By Otto Solberg
This summer, 3.1 million acres of soybeans in the United States were damaged by dicamba herbicides that drifted from their intended targets. Monsanto developed a genetically modified soybean, Xtend, which is resistant to their dicamba herbicide. However, the new dicamba spray is more likely to evaporate and drift to other fields, damaging crops that are not dicamba-resistant.
After the extensive damages this summer, many states issued temporary bans on the herbicide, and the EPA added restrictions to the spray application process. However, Missouri implemented many of the same restrictions last year and still saw crop damage.
The Ohio Valley ReSource, a regional journalism collaborative, mapped all of the reported dicamba issues in Ohio, West Virginia and Kentucky, and found correlation between the chemical drift and temperature inversion. This phenomenon occurs when warm air traps cold air below it, keeping the vaporized dicamba near the ground and allowing it to drift nearby. Although a majority of affected crops were in the flat lands of West Tennessee and the Midwest, National Weather Service meteorologist Justin Tibbs told ReSource that farms in the Appalachian Mountains are susceptible to temperature inversion.

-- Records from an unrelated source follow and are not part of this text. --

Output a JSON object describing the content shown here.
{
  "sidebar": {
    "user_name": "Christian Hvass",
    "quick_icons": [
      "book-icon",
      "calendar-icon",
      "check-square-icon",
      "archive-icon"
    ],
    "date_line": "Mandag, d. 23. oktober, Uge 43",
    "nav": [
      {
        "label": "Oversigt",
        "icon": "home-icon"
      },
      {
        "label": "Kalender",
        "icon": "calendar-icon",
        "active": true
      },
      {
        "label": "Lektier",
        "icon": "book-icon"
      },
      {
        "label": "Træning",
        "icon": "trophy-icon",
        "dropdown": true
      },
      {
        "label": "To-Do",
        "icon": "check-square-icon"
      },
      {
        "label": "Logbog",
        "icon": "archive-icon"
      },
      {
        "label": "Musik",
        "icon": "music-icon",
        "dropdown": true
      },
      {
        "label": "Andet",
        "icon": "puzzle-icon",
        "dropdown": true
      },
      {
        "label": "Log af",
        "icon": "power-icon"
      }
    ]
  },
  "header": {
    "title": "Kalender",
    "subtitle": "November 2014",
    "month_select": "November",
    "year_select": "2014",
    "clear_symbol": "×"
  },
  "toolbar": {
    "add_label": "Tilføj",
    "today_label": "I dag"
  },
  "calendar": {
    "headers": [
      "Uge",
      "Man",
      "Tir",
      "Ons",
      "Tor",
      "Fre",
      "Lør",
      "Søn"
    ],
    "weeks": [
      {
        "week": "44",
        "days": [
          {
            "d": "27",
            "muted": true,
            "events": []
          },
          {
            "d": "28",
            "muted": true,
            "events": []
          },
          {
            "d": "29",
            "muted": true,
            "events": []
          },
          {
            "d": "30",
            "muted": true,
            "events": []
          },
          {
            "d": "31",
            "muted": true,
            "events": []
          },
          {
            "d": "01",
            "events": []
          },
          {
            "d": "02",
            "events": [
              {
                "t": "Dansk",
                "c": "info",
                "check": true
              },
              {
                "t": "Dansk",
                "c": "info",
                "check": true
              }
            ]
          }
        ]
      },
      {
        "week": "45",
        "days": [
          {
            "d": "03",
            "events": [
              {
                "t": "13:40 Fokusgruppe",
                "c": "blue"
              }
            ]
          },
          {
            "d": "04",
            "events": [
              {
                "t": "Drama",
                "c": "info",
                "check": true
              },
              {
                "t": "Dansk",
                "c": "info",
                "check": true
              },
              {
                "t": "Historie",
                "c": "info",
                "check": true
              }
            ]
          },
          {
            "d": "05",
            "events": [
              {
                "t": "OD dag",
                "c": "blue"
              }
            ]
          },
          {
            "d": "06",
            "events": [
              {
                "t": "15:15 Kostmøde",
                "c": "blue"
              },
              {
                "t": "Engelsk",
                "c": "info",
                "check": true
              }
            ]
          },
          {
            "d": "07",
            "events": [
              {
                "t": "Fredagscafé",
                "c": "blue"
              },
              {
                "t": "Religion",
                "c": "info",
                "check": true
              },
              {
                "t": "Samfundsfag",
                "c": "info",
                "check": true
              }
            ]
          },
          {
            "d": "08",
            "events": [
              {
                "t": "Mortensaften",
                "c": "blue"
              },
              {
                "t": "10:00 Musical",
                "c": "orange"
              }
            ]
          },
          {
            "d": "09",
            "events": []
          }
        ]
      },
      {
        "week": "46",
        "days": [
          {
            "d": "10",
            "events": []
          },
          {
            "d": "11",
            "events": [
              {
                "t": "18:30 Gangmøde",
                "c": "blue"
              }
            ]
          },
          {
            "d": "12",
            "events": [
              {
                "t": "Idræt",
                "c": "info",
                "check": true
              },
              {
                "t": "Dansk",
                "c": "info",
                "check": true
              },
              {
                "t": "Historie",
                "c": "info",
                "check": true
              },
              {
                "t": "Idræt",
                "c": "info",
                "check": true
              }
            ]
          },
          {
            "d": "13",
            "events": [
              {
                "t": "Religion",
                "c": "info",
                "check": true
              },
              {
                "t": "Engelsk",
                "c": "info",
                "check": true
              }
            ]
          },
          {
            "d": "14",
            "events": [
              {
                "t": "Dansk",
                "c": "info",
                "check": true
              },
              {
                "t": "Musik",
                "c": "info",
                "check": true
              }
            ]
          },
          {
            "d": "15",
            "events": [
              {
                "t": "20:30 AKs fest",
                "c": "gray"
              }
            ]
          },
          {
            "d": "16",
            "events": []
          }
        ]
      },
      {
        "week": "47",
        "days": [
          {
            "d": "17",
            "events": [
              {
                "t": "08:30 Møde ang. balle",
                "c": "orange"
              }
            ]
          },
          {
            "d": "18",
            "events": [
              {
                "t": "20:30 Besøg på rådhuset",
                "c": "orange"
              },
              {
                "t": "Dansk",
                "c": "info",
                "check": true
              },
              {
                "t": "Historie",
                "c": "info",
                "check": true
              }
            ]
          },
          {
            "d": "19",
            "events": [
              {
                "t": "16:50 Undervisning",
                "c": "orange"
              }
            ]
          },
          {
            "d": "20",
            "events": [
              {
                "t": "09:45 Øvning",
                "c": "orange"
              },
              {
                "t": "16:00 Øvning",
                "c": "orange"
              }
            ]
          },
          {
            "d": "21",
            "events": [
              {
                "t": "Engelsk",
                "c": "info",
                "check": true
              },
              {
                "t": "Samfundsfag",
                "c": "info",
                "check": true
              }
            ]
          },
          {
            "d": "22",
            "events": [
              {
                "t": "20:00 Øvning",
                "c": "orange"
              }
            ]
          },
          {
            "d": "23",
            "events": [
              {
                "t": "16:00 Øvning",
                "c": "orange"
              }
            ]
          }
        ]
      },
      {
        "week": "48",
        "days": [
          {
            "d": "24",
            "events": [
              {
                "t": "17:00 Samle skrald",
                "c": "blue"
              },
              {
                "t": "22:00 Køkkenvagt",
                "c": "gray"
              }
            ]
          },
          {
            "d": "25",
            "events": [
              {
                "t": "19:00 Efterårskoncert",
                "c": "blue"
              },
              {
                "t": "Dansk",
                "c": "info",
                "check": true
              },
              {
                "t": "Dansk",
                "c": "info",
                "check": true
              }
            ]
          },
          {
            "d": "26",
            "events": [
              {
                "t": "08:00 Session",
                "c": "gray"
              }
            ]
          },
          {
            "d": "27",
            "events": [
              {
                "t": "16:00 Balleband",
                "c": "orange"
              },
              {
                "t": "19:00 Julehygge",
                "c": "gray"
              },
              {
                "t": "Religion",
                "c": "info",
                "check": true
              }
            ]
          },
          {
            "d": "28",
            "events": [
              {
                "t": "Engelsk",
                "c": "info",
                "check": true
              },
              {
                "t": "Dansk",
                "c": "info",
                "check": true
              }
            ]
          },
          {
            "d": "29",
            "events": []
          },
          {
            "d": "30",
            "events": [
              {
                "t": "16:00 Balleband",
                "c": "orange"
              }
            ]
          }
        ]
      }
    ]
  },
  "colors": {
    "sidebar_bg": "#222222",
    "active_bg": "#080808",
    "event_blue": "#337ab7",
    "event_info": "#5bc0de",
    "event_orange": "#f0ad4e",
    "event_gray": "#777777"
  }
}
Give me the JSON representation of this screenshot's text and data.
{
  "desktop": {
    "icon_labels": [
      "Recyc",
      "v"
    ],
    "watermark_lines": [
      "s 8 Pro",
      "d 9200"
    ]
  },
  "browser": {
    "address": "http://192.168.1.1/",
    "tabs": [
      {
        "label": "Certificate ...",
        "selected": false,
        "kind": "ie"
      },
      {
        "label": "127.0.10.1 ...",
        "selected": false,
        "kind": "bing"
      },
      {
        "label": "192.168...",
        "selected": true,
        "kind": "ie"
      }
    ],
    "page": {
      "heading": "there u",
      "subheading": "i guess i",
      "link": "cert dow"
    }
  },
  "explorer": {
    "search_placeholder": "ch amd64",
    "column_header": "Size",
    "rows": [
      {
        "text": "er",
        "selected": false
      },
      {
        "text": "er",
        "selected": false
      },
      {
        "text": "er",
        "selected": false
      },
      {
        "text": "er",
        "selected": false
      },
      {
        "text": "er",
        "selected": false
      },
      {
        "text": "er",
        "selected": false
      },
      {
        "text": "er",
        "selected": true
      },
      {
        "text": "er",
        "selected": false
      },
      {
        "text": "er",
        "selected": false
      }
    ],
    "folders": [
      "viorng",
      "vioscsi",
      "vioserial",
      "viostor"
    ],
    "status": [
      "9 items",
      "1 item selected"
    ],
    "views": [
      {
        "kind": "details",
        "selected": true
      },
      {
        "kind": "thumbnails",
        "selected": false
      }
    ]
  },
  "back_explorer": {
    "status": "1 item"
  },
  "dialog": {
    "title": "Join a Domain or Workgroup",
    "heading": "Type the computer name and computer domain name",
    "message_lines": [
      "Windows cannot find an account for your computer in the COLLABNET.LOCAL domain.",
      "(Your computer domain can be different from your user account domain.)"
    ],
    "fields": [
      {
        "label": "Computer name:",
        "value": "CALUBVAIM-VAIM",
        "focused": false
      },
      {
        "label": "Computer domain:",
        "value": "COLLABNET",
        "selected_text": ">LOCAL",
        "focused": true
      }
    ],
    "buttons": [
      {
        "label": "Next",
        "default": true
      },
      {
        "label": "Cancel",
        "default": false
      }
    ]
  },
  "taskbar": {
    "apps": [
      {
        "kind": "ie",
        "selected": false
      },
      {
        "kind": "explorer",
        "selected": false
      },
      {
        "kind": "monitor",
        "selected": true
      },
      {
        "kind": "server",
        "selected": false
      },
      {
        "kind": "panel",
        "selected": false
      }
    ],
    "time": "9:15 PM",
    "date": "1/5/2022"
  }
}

Without tighter restrictions, many farmers may be persuaded to use Monsanto’s Xtend seeds and dicamba spray in the 2018 season, or risk their crops being ruined by neighboring farms that use the spray.